3. Cultivate a working knowledge of the language of clients

Chuck Menzel – LIV Sotheby´s International Realty

Learning another language is not easy. But if you want to demonstrate true excellence in global real estate, then getting a functional facility in the language of your target clients is a plus. “Tools like Duolingo and Babylon are great resources for getting to grips with the fundamentals of a language,” Seekins advises.

4. Select translation tools and services that work for you
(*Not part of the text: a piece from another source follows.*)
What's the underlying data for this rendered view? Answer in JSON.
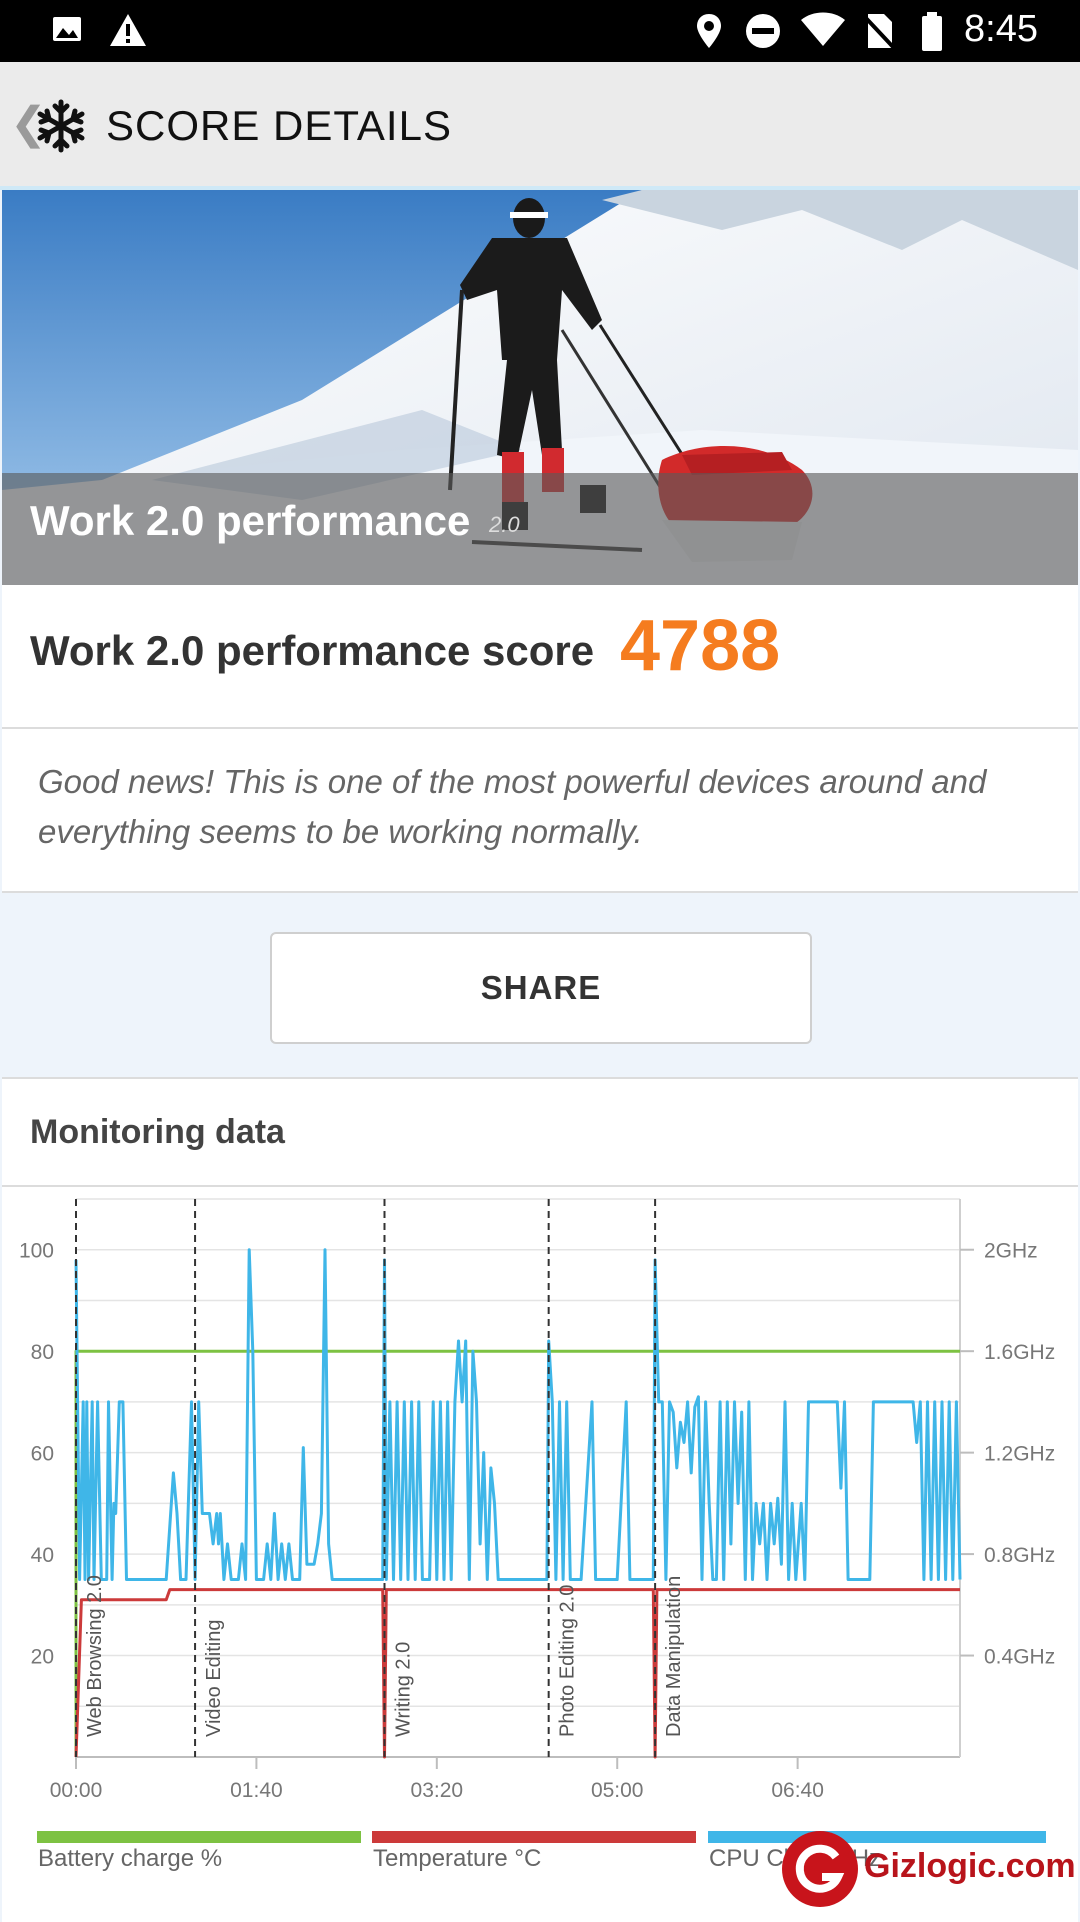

“I speak Portuguese, French, and Spanish fluently, and I also have a working knowledge of Italian, Arabic, and Hebrew,” says Nasser. “I often work with Chinese buyers, and in the past I always needed an interpreter. All that changed one day when a buyer from China brought an ‘electronic translator’ that allowed us to communicate directly”. Today such tools are widespread. Both Duolingo and Babylon can help with real-time translation, but there are also apps dedicated to this purpose, such as Translate Me.

5. Know the necessary documentation to the letter

“Generally speaking, the property search and transaction process is the same no matter what language you speak,” says Seekins. “The difficulty lies in translating the documentation to ensure that the client not only understands the process, but also gets the representation they are looking for. Having a thorough understanding of all required contracts and forms is a huge asset and part of our essential fiduciary responsibility to our global clients.”

6. Be patient when it comes to complex industry concepts

While buying and selling property can have common ground in much of the world, each region and real estate market has its own dynamics, and as Nasser explains, this is where language barriers can complicate matters. “For example, in some cultures, bidding wars don’t exist and buyers are slow to accept that other people are competing for the same property,” he says. International buyers may not be familiar with concepts that are considered common in the US For example, Nasser has had to help clients understand the difference between co-ops and condominiums. He points out that when speaking different languages, it’s critical to make sure nothing gets lost in translation.

7. Stay informed about the economy of your target market

Although not necessarily related to language or cultural barriers, Seekins reminds agents that when working with international buyers, it’s important to be fluent in more than just languages. “You also have to master the economy, currency, and exchange rates of your market. These have a huge impact on the return on investment when buying and selling abroad,” he says.

8. Collaboration with another agent can help cultivate trust

looking for sand

“I strongly encourage agents to partner with colleagues who not only speak the customer’s language but also understand their culture,” says Nasser. “When I had a buyer from China come to see one of my listings, I asked a Chinese agent to help me when I first showed the apartment. Buyers immediately felt comfortable and we closed the sale.”

9. In order not to lose sight of an award, it is better to specialize

Chuck Menzel – LIV Sotheby´s International Realty

While incredibly rewarding, mastering an international market, along with its languages ​​and cultures, is complex and deserves the time and attention it deserves. “As agents, we need to specialize,” says Seekins. “Target an area and audience that is relevant to your region, as it is better to be exceptional at one thing than mediocre at many.”

If you’re properly prepared and have the right tools at your disposal, you’ll be ready to fill any gaps as you expand into international real estate.

Source: www.inman.com